From the night of May 27 until June 14, we occupied this line. Another partially successful assault was then made. An incessant and harassing fire was kept up upon the enemy night and day, leaving him without rest or sleep.
On June 20, a heavy artillery fire was kept up, and at 3 o'clock on the morning of the 11th we endeavored to get within attacking distance of the works, in order to avoid the terrible losses incurred in moving over the ground in front of the works; but the enemy discovered the movement before daybreak. A portion of the troops worked their way through the abatis to the lines, but were repulsed with the loss of several prisoners.
On June 14, a second general assault was made at daylight. A column of a division was posted on the left, under General Dwight, with the intention of getting an entrance to the works by passing a ravine, while the main attack on the right was made by the commands of Grover and Weitzel. Neither column was successful in fully gaining its object, but our lines were advanced from a distance of 300 yards to distances of from 50 to 200 yards from the enemy's line of fortifications, where the troops intrenched themselves and commenced the construction of new batteries. On the left, an eminence was gained which commanded a strong point held by the enemy, called the citadel, and which, later, enabled us to get possession of a point of the same bluff upon which due citadel was constructed, within 10 yards of the enemy's lines. This day's work was of great importance; but it was now felt that our force was unequal to the task of carrying the works by assault, and the slower, but more certain, operations of the siege were commenced.
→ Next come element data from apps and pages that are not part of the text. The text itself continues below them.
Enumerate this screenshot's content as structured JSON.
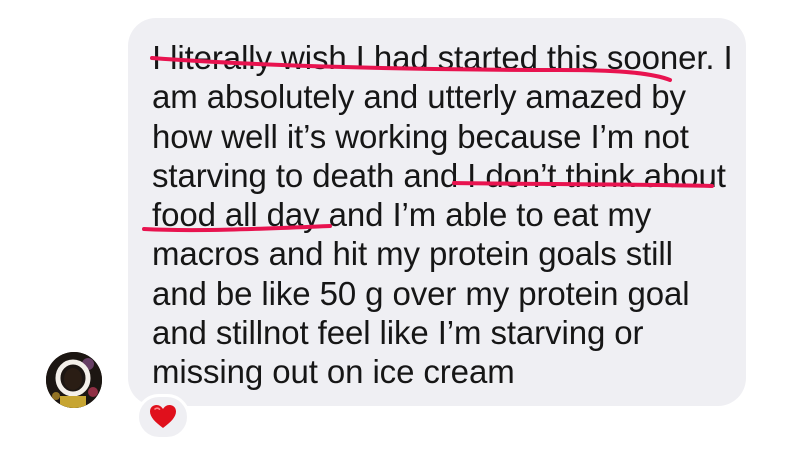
{
  "message": {
    "lines": [
      "I literally wish I had started this sooner. I",
      "am absolutely and utterly amazed by",
      "how well it’s working because I’m not",
      "starving to death and I don’t think about",
      "food all day and I’m able to eat my",
      "macros and hit my protein goals still",
      "and be like 50 g over my protein goal",
      "and stillnot feel like I’m starving or",
      "missing out on ice cream"
    ],
    "underline_color": "#e8134f",
    "bubble_color": "#efeff3"
  },
  "avatar": {
    "icon": "profile-photo"
  },
  "reaction": {
    "icon": "red-heart-icon",
    "color": "#e0101c"
  }
}
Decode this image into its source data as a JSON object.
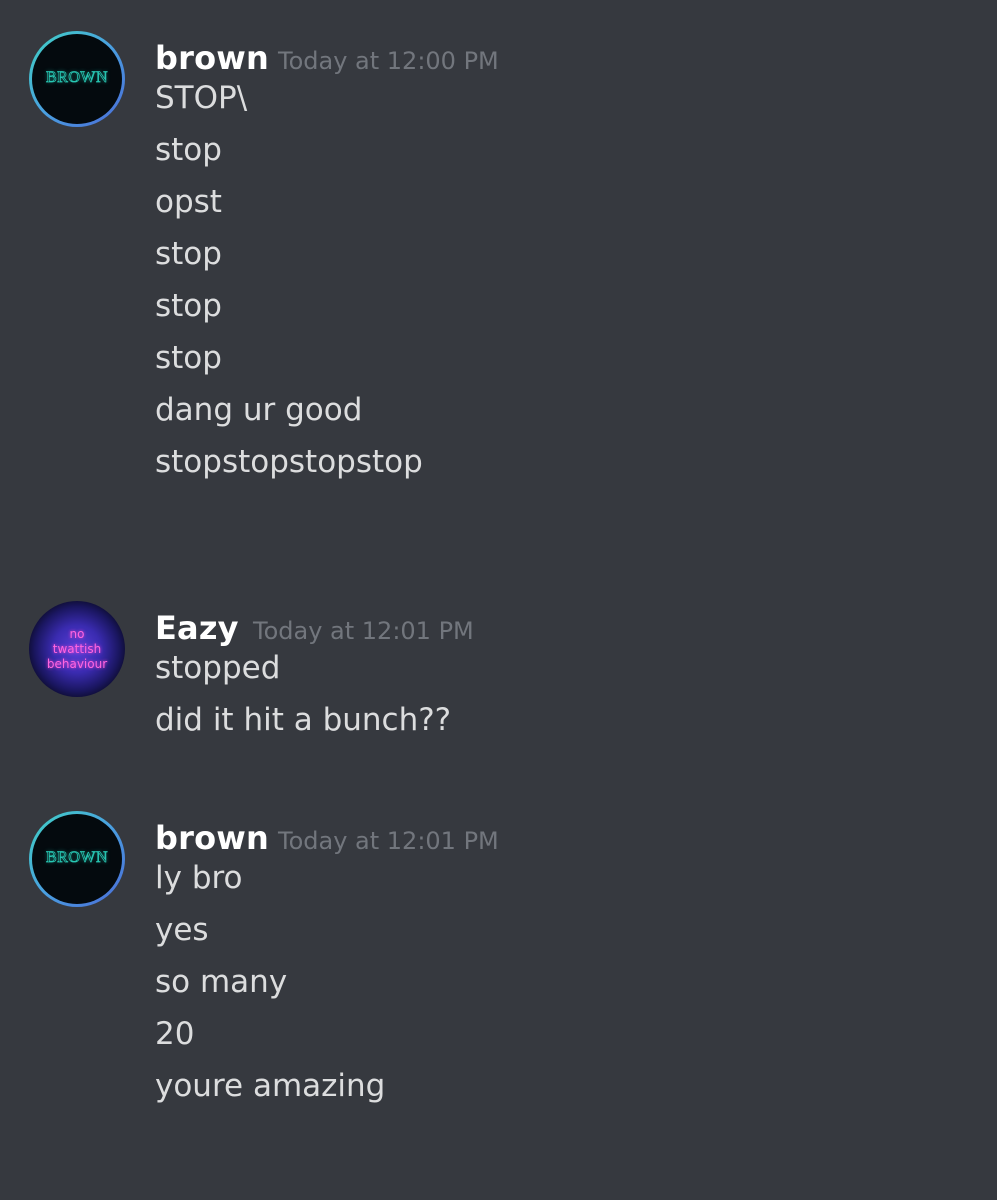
{
  "messages": [
    {
      "username": "brown",
      "timestamp": "Today at 12:00 PM",
      "avatar_text": "BROWN",
      "lines": [
        "STOP\\",
        "stop",
        "opst",
        "stop",
        "stop",
        "stop",
        "dang ur good",
        "stopstopstopstop"
      ]
    },
    {
      "username": "Eazy",
      "timestamp": "Today at 12:01 PM",
      "avatar_text": [
        "no",
        "twattish",
        "behaviour"
      ],
      "lines": [
        "stopped",
        "did it hit a bunch??"
      ]
    },
    {
      "username": "brown",
      "timestamp": "Today at 12:01 PM",
      "avatar_text": "BROWN",
      "lines": [
        "ly bro",
        "yes",
        "so many",
        "20",
        "youre amazing"
      ]
    }
  ],
  "colors": {
    "background": "#36393f",
    "username": "#ffffff",
    "timestamp": "#72767d",
    "message_text": "#dcddde"
  }
}
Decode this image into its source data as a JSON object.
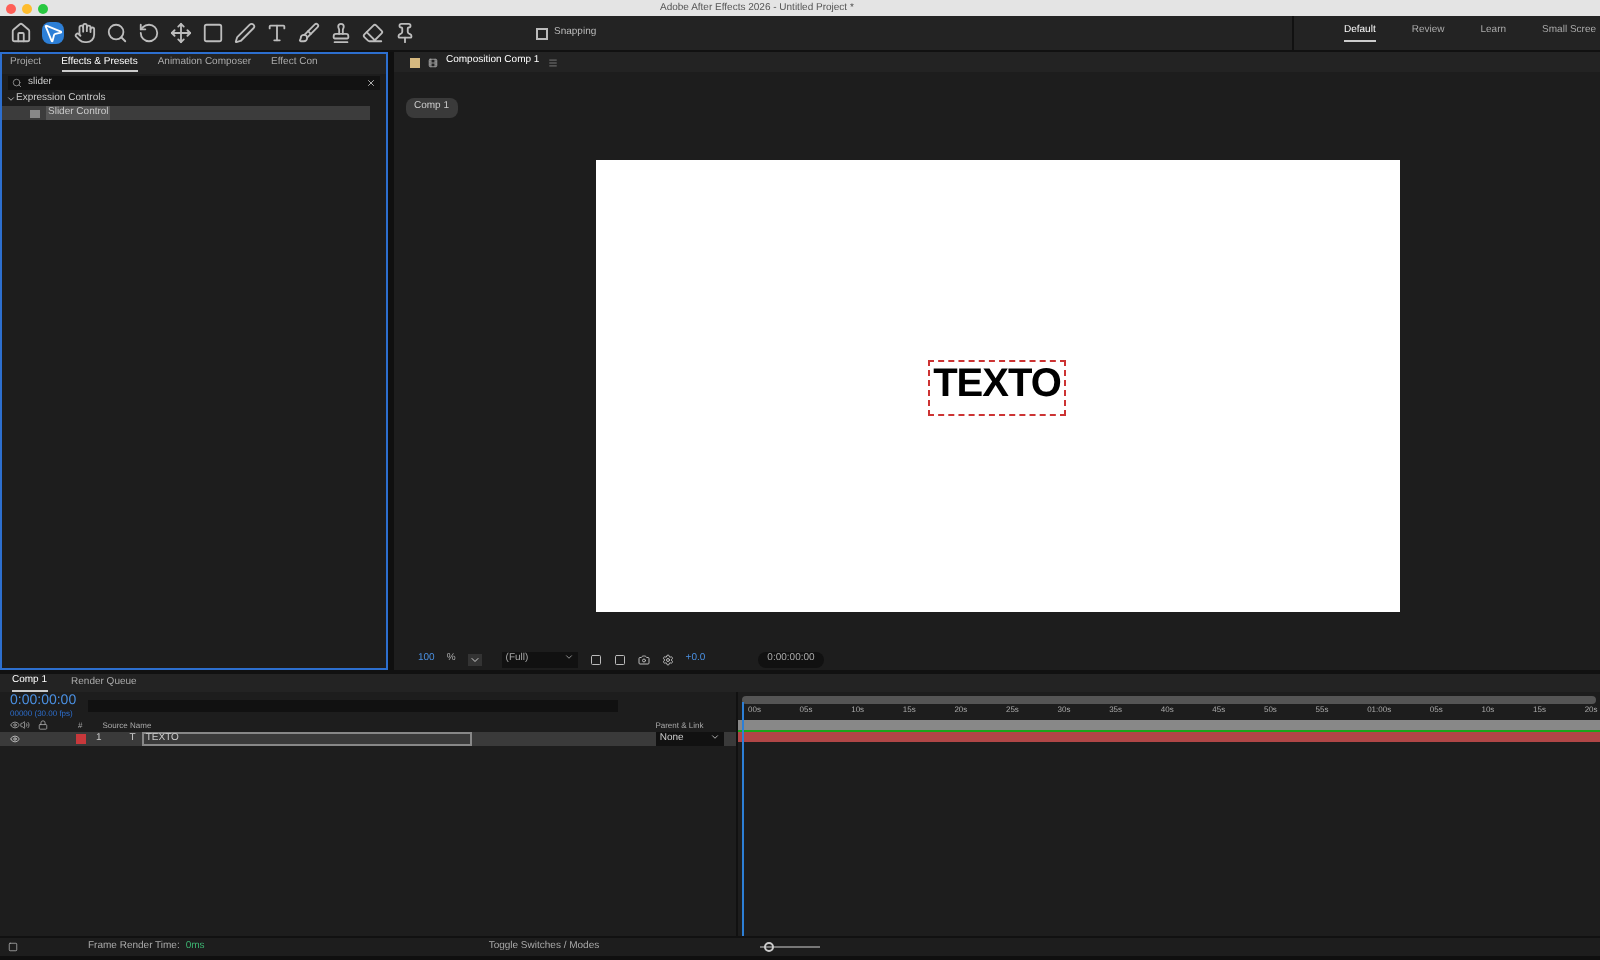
{
  "window": {
    "title": "Adobe After Effects 2026 - Untitled Project *"
  },
  "toolbar": {
    "snapping": {
      "label": "Snapping",
      "checked": false
    }
  },
  "workspaces": [
    {
      "label": "Default",
      "selected": true
    },
    {
      "label": "Review",
      "selected": false
    },
    {
      "label": "Learn",
      "selected": false
    },
    {
      "label": "Small Scree",
      "selected": false
    }
  ],
  "left_panel": {
    "tabs": [
      {
        "label": "Project",
        "selected": false
      },
      {
        "label": "Effects & Presets",
        "selected": true
      },
      {
        "label": "Animation Composer",
        "selected": false
      },
      {
        "label": "Effect Con",
        "selected": false
      }
    ],
    "search": {
      "value": "slider"
    },
    "tree": [
      {
        "label": "Expression Controls",
        "expanded": true,
        "selected": false,
        "children": [
          {
            "label": "Slider Control",
            "selected": true
          }
        ]
      }
    ]
  },
  "composition_panel": {
    "tab": "Composition Comp 1",
    "breadcrumb": "Comp 1",
    "canvas_text": "TEXTO",
    "zoom": "100",
    "zoom_unit": "%",
    "resolution": "(Full)",
    "exposure": "+0.0",
    "timecode": "0:00:00:00"
  },
  "timeline": {
    "tabs": [
      {
        "label": "Comp 1",
        "selected": true
      },
      {
        "label": "Render Queue",
        "selected": false
      }
    ],
    "timecode": "0:00:00:00",
    "frames": "00000 (30.00 fps)",
    "columns": {
      "number": "#",
      "source_name": "Source Name",
      "parent": "Parent & Link"
    },
    "layers": [
      {
        "number": "1",
        "type": "T",
        "name": "TEXTO",
        "parent": "None",
        "color": "#c8383b",
        "selected": true
      }
    ],
    "ruler": [
      "00s",
      "05s",
      "10s",
      "15s",
      "20s",
      "25s",
      "30s",
      "35s",
      "40s",
      "45s",
      "50s",
      "55s",
      "01:00s",
      "05s",
      "10s",
      "15s",
      "20s"
    ]
  },
  "status_bar": {
    "render_label": "Frame Render Time:",
    "render_value": "0ms",
    "toggle": "Toggle Switches / Modes",
    "zoom_slider": {
      "level": 0.1
    }
  }
}
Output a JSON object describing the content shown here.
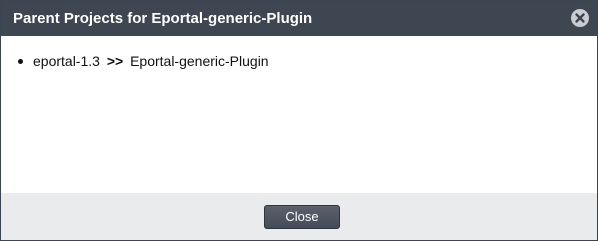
{
  "dialog": {
    "title": "Parent Projects for Eportal-generic-Plugin",
    "close_icon": "close-circle-icon"
  },
  "content": {
    "items": [
      {
        "parent": "eportal-1.3",
        "separator": ">>",
        "child": "Eportal-generic-Plugin"
      }
    ]
  },
  "footer": {
    "close_label": "Close"
  },
  "colors": {
    "titlebar": "#3e4651",
    "footer": "#e9ebed",
    "button": "#4f5761"
  }
}
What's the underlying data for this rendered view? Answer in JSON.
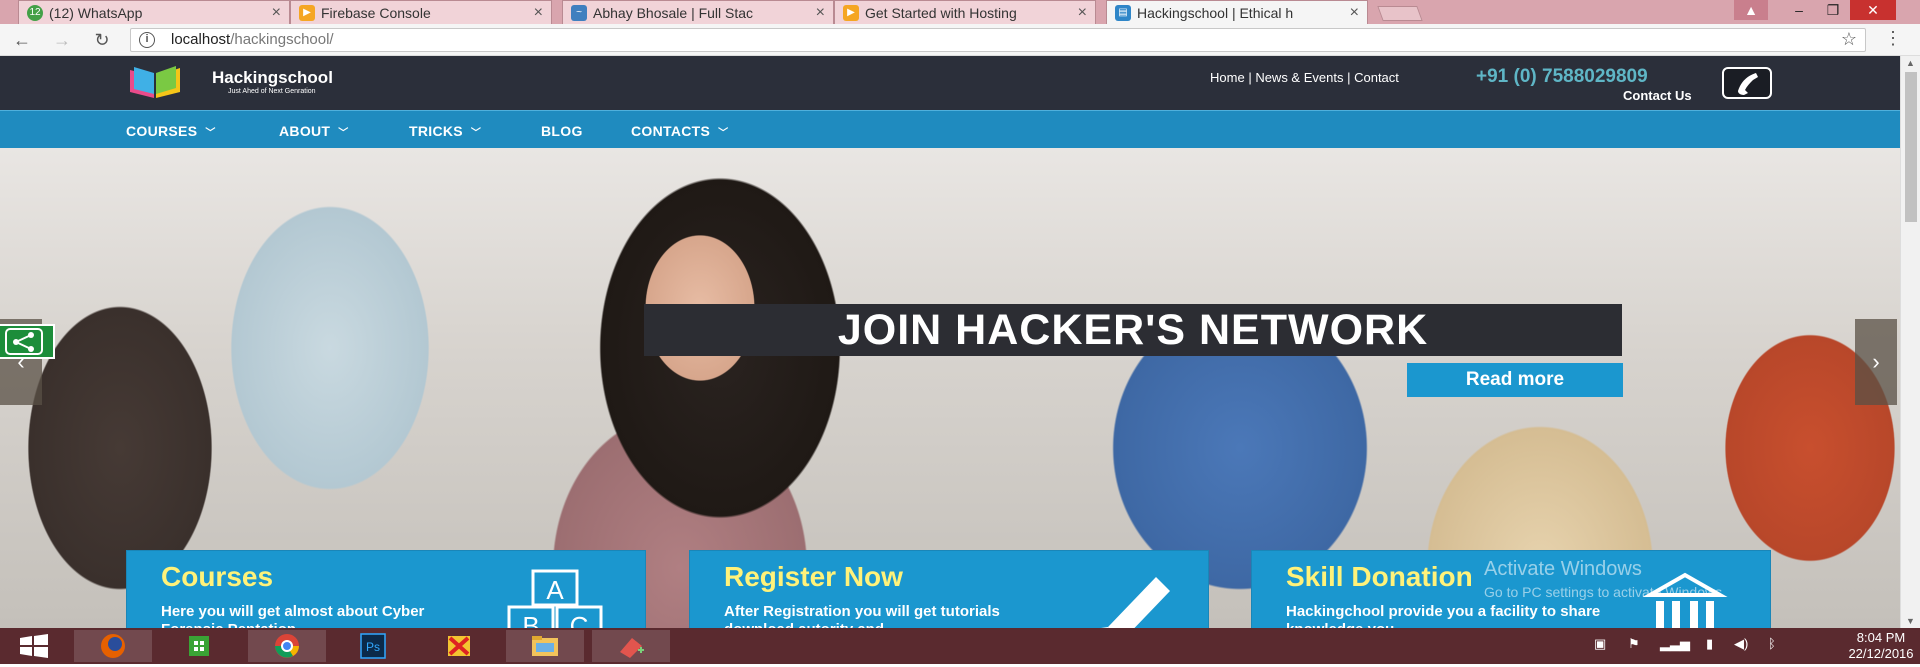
{
  "browser": {
    "tabs": [
      {
        "title": "(12) WhatsApp",
        "badge": "12"
      },
      {
        "title": "Firebase Console"
      },
      {
        "title": "Abhay Bhosale | Full Stac"
      },
      {
        "title": "Get Started with Hosting"
      },
      {
        "title": "Hackingschool | Ethical h",
        "active": true
      }
    ],
    "url_host": "localhost",
    "url_path": "/hackingschool/"
  },
  "site": {
    "brand": "Hackingschool",
    "tagline": "Just Ahed of Next Genration",
    "top_links": [
      "Home",
      "News & Events",
      "Contact"
    ],
    "phone": "+91 (0) 7588029809",
    "contact_us": "Contact Us",
    "nav": [
      {
        "label": "COURSES",
        "has_dropdown": true
      },
      {
        "label": "ABOUT",
        "has_dropdown": true
      },
      {
        "label": "TRICKS",
        "has_dropdown": true
      },
      {
        "label": "BLOG",
        "has_dropdown": false
      },
      {
        "label": "CONTACTS",
        "has_dropdown": true
      }
    ],
    "hero": {
      "title": "JOIN HACKER'S NETWORK",
      "button": "Read more"
    },
    "features": [
      {
        "title": "Courses",
        "text": "Here you will get almost about Cyber Forensic Pentation",
        "icon": "abc-blocks-icon"
      },
      {
        "title": "Register Now",
        "text": "After Registration you will get tutorials download autority and",
        "icon": "highlighter-icon"
      },
      {
        "title": "Skill Donation",
        "text": "Hackingchool provide you a facility to share knowledge you",
        "icon": "bank-building-icon"
      }
    ]
  },
  "watermark": {
    "line1": "Activate Windows",
    "line2": "Go to PC settings to activate Windows."
  },
  "taskbar": {
    "time": "8:04 PM",
    "date": "22/12/2016"
  },
  "colors": {
    "header_bg": "#2b2f3a",
    "nav_bg": "#1f8bbf",
    "accent": "#1b97cf",
    "feature_title": "#fff27a",
    "phone": "#5fb6c6"
  }
}
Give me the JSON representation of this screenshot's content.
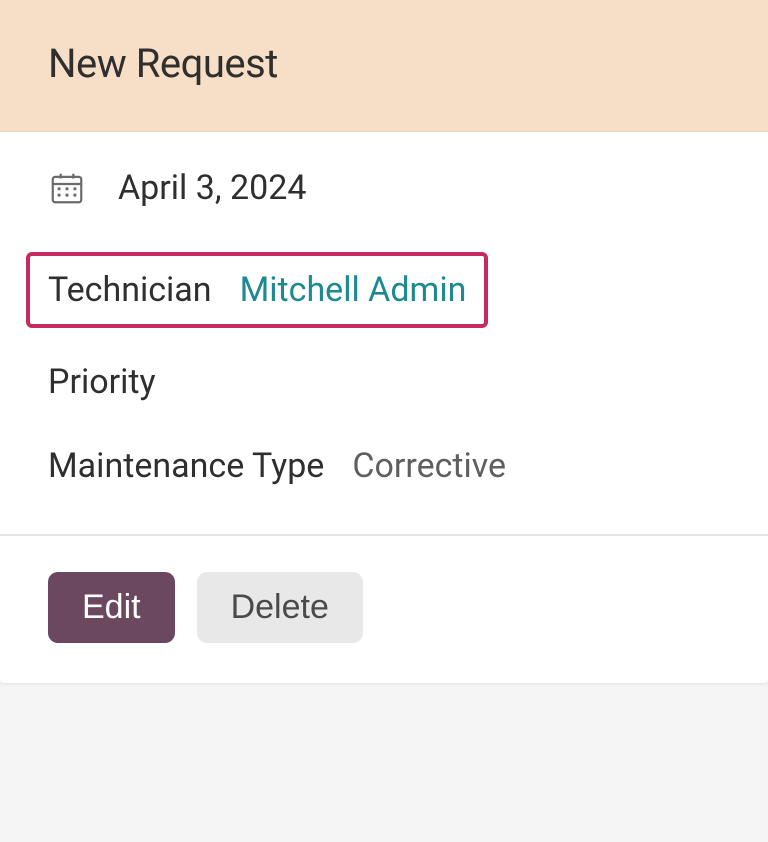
{
  "header": {
    "title": "New Request"
  },
  "details": {
    "date": "April 3, 2024",
    "technician_label": "Technician",
    "technician_value": "Mitchell Admin",
    "priority_label": "Priority",
    "maintenance_type_label": "Maintenance Type",
    "maintenance_type_value": "Corrective"
  },
  "actions": {
    "edit_label": "Edit",
    "delete_label": "Delete"
  }
}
The fighting had been incessant night and day for a period of twenty-one days and nights, giving the enemy neither rest nor sleep. During these operations the nine-months' men, whose, terms had expired or were about to expire, were dissatisfied with their situation, and unwilling to enter upon duty involving danger. Great embarrassment and trouble was caused by the conduct of some of these troops, one regiment, the Fourth Massachusetts, being in open mutiny.
The siege operations were pursued with the greatest vigor. On the right, we had completed our saps up to the very line of the enemy's fortifications. On the left, a mine had been prepared for a charge of 30 barrels of powder, in such position as would have made the destruction of the citadel inevitable.
Communication had been regular with General Grant at Vicksburg during the progress of the siege, and on July 6 we received information of the surrender of that post. Major General Frank. Gardner, in command of the post, asked for an official statement of the report of the capture of Vicksburg, which had been circulated throughout his command, and I sent him a copy of that portion of the official dispatch of General Grant relating to the surrender of Vicksburg, and received on the night of July 6 a request that there might be a cessation of hostilities, with a view to an agreement of terms of a surrender. This was declined. He then made known officially his determination to surrender the post and garrison. A conference was appointed to agree upon the terms, which resulted in the unconditional surrender of the works and garrison, which was formally executed on July 8, and our troops entered and took possession of the work on the morning of the 9th.
General Gardner, in commending the gallantry of his men for their unwearied labors in the defense, which all our troops readily acknowledged, stated emphatically, as if he desired to be understood, that his surrender was not on account of the fall of Vicksburg or the want of